Material provided
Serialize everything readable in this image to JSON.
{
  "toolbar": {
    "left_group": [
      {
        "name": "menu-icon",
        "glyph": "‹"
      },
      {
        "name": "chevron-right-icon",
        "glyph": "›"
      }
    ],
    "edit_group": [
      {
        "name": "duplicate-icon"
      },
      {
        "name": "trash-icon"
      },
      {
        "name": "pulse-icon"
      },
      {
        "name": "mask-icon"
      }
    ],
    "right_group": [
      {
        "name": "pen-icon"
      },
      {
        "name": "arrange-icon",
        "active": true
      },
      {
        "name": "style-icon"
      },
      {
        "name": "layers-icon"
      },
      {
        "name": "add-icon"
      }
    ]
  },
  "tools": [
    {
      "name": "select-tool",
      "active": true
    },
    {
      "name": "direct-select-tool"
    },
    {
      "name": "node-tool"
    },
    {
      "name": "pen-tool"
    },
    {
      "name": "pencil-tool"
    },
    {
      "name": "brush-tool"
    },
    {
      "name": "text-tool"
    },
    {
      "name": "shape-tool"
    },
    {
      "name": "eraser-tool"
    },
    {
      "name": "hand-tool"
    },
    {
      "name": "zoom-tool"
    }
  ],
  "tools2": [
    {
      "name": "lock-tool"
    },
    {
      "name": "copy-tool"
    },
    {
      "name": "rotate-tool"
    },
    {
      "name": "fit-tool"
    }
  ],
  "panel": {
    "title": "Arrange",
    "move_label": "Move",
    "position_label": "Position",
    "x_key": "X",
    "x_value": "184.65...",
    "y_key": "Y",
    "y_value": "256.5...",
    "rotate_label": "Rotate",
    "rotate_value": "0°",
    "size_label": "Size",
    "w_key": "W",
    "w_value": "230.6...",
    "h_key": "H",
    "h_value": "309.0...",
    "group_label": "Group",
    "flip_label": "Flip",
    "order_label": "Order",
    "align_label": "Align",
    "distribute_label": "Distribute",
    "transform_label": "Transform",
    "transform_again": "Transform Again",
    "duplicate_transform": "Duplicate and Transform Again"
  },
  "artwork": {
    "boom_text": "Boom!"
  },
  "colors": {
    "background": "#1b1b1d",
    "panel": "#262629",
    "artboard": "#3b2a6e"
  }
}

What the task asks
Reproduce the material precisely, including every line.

Your solution
Serialize everything readable in this image to JSON.
{
  "toolbar": {
    "left_group": [
      {
        "name": "menu-icon",
        "glyph": "‹"
      },
      {
        "name": "chevron-right-icon",
        "glyph": "›"
      }
    ],
    "edit_group": [
      {
        "name": "duplicate-icon"
      },
      {
        "name": "trash-icon"
      },
      {
        "name": "pulse-icon"
      },
      {
        "name": "mask-icon"
      }
    ],
    "right_group": [
      {
        "name": "pen-icon"
      },
      {
        "name": "arrange-icon",
        "active": true
      },
      {
        "name": "style-icon"
      },
      {
        "name": "layers-icon"
      },
      {
        "name": "add-icon"
      }
    ]
  },
  "tools": [
    {
      "name": "select-tool",
      "active": true
    },
    {
      "name": "direct-select-tool"
    },
    {
      "name": "node-tool"
    },
    {
      "name": "pen-tool"
    },
    {
      "name": "pencil-tool"
    },
    {
      "name": "brush-tool"
    },
    {
      "name": "text-tool"
    },
    {
      "name": "shape-tool"
    },
    {
      "name": "eraser-tool"
    },
    {
      "name": "hand-tool"
    },
    {
      "name": "zoom-tool"
    }
  ],
  "tools2": [
    {
      "name": "lock-tool"
    },
    {
      "name": "copy-tool"
    },
    {
      "name": "rotate-tool"
    },
    {
      "name": "fit-tool"
    }
  ],
  "panel": {
    "title": "Arrange",
    "move_label": "Move",
    "position_label": "Position",
    "x_key": "X",
    "x_value": "184.65...",
    "y_key": "Y",
    "y_value": "256.5...",
    "rotate_label": "Rotate",
    "rotate_value": "0°",
    "size_label": "Size",
    "w_key": "W",
    "w_value": "230.6...",
    "h_key": "H",
    "h_value": "309.0...",
    "group_label": "Group",
    "flip_label": "Flip",
    "order_label": "Order",
    "align_label": "Align",
    "distribute_label": "Distribute",
    "transform_label": "Transform",
    "transform_again": "Transform Again",
    "duplicate_transform": "Duplicate and Transform Again"
  },
  "artwork": {
    "boom_text": "Boom!"
  },
  "colors": {
    "background": "#1b1b1d",
    "panel": "#262629",
    "artboard": "#3b2a6e"
  }
}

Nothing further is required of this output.